During his first week of classes Harry discovers an unsuspected talent for the dangerous game of Quidditch -- a kind of basketball, with rugby and soccer features, played in mid-air on broomsticks. "There were seven hundred ways of committing a Quidditch foul and . . . all of them had happened during a World Cup match in 1473."

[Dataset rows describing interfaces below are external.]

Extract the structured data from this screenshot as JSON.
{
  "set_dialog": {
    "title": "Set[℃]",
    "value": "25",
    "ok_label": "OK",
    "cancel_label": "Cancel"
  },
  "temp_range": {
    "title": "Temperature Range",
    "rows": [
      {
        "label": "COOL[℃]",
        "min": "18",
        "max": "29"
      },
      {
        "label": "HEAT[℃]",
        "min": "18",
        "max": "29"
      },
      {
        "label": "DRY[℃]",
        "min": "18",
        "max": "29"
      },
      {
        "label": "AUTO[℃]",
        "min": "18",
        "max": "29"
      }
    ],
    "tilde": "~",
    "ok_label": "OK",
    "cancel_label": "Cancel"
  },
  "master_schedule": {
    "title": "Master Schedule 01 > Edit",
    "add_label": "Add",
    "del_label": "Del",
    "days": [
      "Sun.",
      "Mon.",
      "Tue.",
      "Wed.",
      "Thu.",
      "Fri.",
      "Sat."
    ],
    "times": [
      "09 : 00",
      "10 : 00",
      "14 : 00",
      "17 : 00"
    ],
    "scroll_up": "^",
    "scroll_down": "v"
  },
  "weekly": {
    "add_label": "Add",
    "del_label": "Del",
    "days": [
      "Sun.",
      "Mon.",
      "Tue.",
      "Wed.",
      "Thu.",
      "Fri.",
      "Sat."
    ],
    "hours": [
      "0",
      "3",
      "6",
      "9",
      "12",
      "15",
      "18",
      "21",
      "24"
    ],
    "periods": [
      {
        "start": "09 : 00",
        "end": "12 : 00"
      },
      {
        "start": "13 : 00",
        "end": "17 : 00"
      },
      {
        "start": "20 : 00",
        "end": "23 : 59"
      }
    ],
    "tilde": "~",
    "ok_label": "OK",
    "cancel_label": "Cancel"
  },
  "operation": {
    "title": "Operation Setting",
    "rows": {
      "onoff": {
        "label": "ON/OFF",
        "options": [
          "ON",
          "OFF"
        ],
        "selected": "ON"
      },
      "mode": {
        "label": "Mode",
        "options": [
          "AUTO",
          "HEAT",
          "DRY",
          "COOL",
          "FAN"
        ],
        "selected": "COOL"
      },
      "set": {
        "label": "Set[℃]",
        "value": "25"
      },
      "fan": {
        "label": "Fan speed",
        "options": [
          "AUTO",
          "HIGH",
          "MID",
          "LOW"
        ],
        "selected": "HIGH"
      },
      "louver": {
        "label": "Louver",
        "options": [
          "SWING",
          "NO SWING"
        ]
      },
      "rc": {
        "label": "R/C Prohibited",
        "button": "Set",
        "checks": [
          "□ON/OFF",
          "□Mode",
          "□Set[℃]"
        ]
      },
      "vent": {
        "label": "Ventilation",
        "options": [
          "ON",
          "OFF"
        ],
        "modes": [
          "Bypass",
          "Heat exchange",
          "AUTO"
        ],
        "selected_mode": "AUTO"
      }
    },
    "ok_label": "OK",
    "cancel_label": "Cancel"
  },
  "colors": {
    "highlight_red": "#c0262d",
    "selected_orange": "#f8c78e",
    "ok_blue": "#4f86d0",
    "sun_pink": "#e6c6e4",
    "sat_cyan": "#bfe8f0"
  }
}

In short, everything would be highly agreeable to Harry, especially after the Dursleys, were it not for the arrogant Malfoy and the reptilian Professor Snape, who teaches Potions; both star student and master take an instant dislike to our hero. And then truly disturbing things begin to happen: A 12-foot mountain troll invades Hogwarts; somebody tries to penetrate the off-limits corridor on the third floor; a ravenous creature stalks the unicorns of the forest -- and then drinks their blood. Not least, there are rumors about a Sorcerer's Stone that can grant eternal life and unimaginable riches.
At the novel's climax, Harry and two of his friends must brave a forbidden zone deep underground, risk their souls to outsmart the tricky magical defenses created by their own wizard teachers, and ultimately confront the unsuspected evil in their midst. All ends satisfyingly, though a sequel is clearly in the works (and has been published in England).
Obviously, Harry Potter and the Sorcerer's Stone should make any modern 11-year-old a very happy reader. The novel moves quickly, packs in everything from a boa constrictor that winks to a melancholy Zen-spouting centaur to an owl postal system, and ends with a scary surprise. Yet it is, essentially, a light-hearted thriller, interrupted by occasional seriousness (the implications of Harry's miserable childhood, a moral about the power of love). Dust jacket blurbs compare Rowling to Roald Dahl, and this seems right: Her genial tone and certain bits in the novel recall Matilda, Charlie and the Chocolate Factory, The Witches. Happily, Rowling avoids the meanness and cruelty that mar so much of Dahl's work. But she certainly possesses the same level of storytelling wizardry. Perhaps she writes with a wand.